#### What is needed:
Wherever the word "koloru" occurs in the lines below, copy the whole line.

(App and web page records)
'''

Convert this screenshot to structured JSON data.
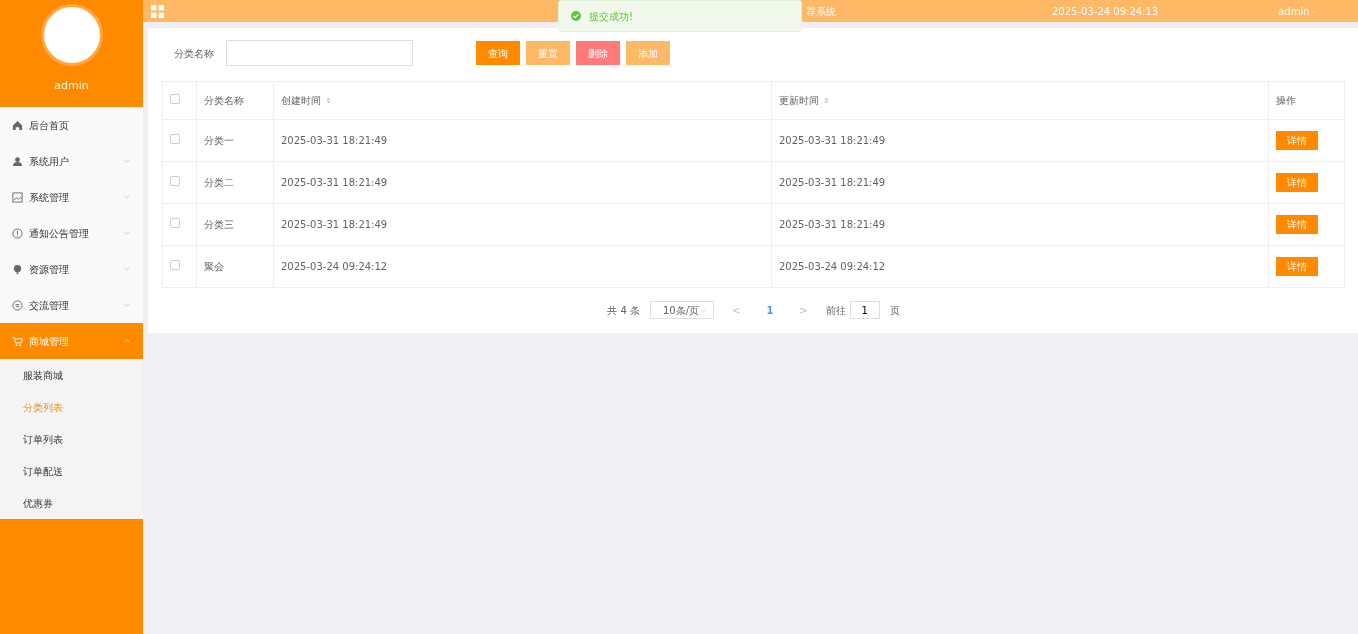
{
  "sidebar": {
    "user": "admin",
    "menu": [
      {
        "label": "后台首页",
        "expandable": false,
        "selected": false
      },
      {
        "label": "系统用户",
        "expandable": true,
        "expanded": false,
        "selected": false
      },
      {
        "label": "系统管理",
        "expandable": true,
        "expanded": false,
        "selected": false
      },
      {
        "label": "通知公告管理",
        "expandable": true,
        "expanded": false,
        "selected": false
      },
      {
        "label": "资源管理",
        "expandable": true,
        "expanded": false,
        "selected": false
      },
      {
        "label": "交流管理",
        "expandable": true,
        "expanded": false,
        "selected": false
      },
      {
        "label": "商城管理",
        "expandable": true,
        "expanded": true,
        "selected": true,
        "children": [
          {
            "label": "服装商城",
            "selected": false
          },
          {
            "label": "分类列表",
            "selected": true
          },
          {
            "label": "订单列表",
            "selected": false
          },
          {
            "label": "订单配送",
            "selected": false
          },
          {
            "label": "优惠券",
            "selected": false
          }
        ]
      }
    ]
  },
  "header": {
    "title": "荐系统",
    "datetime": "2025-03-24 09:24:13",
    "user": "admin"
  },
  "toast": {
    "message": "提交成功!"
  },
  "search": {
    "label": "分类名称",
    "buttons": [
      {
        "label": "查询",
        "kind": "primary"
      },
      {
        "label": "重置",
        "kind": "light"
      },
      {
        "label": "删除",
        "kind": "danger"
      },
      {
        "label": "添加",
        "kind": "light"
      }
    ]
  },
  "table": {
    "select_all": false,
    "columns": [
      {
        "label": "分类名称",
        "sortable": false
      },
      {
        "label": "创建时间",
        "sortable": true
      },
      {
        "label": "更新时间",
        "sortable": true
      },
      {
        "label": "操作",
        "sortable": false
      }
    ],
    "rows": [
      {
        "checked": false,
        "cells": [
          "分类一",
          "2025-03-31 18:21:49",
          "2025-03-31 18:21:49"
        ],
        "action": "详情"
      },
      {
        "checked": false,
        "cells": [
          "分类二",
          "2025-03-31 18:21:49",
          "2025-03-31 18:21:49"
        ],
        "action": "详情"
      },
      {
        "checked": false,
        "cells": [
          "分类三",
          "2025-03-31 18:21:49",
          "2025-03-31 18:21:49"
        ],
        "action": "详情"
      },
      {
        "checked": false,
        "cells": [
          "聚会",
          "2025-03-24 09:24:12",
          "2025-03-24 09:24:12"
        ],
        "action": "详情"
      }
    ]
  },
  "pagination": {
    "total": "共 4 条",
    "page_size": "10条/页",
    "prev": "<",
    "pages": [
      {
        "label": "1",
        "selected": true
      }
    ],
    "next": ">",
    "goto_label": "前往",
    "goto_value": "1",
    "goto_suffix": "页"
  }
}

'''
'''

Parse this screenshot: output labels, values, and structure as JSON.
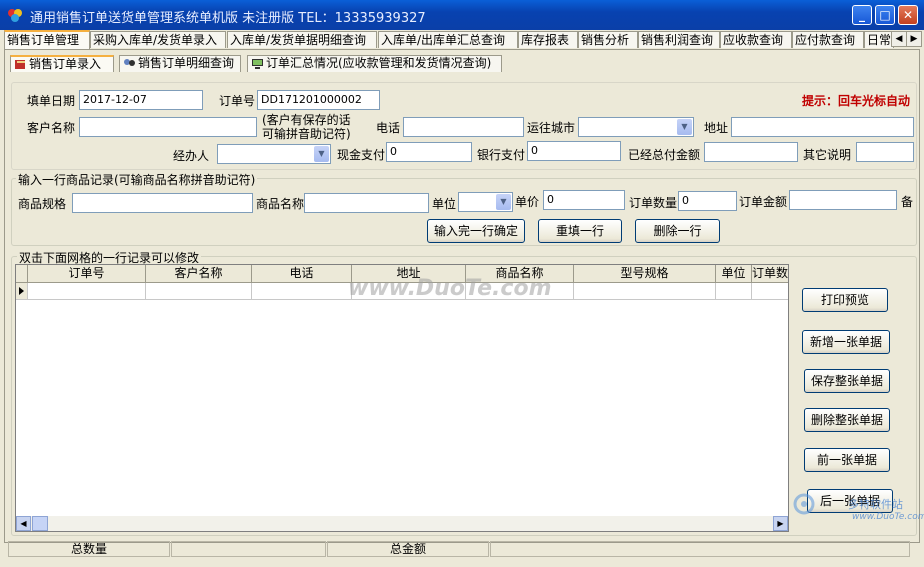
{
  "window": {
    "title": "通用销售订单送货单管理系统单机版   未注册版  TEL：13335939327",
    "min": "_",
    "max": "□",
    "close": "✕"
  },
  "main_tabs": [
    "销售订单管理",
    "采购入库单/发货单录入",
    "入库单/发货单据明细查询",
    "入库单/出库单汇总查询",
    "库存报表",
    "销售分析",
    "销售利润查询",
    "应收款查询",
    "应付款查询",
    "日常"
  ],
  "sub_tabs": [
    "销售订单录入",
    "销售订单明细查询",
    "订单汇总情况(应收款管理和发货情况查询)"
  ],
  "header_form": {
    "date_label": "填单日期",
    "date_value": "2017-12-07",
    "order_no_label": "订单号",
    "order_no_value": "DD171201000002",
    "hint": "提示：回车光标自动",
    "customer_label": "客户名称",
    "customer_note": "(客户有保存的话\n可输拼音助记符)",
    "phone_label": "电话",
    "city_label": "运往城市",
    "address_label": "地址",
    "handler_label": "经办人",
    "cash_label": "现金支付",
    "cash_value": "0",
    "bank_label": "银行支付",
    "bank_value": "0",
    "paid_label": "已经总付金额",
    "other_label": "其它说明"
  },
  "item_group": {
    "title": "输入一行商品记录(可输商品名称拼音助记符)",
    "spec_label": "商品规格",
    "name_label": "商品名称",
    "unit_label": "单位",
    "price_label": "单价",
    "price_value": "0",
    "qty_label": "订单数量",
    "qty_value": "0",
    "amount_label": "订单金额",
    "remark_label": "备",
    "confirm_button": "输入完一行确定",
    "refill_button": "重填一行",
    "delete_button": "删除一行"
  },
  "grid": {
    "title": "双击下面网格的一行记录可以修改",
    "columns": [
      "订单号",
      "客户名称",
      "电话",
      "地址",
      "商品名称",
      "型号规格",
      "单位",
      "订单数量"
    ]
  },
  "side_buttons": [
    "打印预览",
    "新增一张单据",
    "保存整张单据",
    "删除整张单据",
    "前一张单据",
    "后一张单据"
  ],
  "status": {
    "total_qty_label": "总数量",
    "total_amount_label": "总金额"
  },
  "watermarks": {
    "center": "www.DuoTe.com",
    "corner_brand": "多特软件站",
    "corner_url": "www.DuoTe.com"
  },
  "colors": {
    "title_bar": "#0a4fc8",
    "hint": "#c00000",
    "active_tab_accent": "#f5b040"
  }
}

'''
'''

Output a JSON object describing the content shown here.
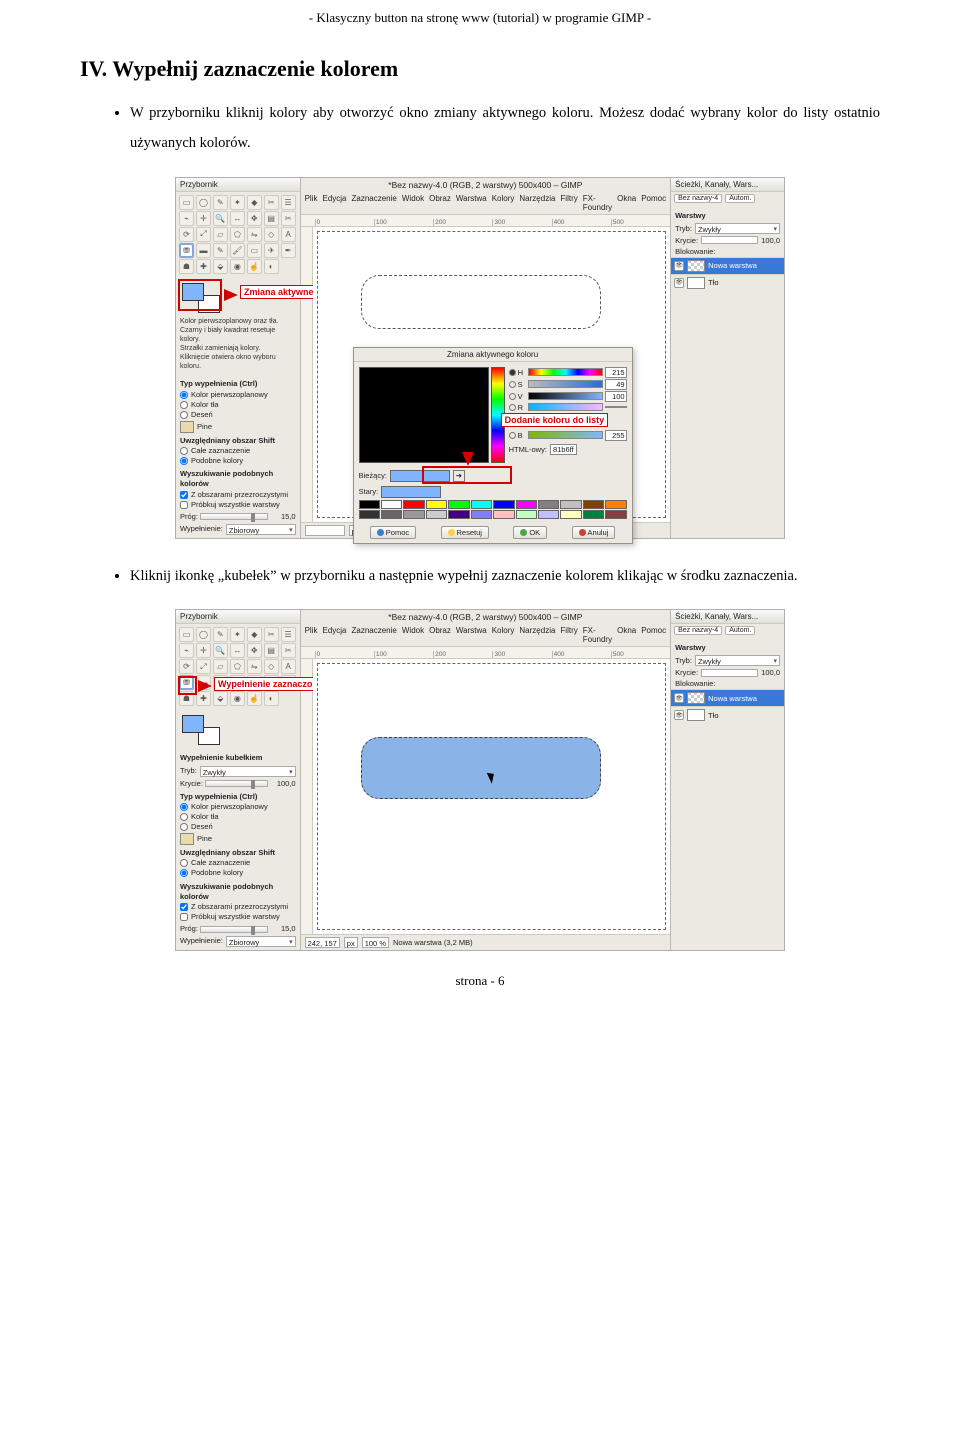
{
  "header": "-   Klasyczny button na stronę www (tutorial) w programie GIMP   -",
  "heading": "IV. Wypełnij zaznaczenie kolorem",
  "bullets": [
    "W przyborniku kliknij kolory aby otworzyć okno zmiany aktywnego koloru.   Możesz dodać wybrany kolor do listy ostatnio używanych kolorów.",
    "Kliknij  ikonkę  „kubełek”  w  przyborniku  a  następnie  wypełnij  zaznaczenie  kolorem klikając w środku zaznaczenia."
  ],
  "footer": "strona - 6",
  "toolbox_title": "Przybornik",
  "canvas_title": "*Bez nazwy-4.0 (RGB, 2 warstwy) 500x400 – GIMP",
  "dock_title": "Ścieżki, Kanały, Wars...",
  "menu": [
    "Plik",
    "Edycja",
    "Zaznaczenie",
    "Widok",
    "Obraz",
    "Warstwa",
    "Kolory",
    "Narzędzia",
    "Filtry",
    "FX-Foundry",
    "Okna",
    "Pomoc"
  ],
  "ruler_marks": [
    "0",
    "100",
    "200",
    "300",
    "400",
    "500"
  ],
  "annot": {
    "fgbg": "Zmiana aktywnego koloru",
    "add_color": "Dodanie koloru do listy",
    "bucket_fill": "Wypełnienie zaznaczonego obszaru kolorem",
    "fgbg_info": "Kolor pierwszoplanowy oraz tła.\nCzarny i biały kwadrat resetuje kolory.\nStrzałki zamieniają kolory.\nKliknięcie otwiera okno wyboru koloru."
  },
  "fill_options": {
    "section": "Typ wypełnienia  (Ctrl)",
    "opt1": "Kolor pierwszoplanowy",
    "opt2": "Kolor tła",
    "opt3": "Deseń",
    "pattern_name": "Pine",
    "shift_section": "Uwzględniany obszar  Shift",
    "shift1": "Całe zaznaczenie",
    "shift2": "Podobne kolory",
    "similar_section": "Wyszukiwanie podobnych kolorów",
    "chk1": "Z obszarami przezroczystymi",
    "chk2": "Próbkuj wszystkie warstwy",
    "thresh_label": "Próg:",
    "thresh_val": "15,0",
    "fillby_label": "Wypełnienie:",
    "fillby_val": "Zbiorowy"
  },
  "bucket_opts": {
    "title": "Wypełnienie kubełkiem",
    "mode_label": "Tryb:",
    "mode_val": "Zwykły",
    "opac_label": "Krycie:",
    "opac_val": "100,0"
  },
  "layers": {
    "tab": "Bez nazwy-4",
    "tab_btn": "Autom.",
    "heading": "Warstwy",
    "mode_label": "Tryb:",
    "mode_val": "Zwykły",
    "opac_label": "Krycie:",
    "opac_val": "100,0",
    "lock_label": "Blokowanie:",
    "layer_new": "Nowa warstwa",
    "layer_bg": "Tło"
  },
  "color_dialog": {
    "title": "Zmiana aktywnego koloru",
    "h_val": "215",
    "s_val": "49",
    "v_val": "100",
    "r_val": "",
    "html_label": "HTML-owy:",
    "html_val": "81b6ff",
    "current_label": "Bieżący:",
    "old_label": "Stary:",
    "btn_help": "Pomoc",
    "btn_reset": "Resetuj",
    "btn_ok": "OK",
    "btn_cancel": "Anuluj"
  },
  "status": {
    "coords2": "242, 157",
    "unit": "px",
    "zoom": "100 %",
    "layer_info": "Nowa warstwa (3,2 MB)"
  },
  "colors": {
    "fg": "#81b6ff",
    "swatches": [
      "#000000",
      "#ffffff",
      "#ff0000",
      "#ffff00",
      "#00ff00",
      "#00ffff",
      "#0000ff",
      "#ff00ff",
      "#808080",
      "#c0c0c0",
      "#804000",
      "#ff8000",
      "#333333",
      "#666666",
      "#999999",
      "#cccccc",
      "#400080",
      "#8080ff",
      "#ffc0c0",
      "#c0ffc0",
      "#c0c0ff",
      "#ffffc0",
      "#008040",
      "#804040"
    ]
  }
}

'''

#### Answer for the task:
    "W przyborniku kliknij kolory aby otworzyć okno zmiany aktywnego koloru.   Możesz dodać wybrany kolor do listy ostatnio używanych kolorów.",
    "fgbg": "Zmiana aktywnego koloru",
    "add_color": "Dodanie koloru do listy",
    "fgbg_info": "Kolor pierwszoplanowy oraz tła.\nCzarny i biały kwadrat resetuje kolory.\nStrzałki zamieniają kolory.\nKliknięcie otwiera okno wyboru koloru."
    "title": "Zmiana aktywnego koloru",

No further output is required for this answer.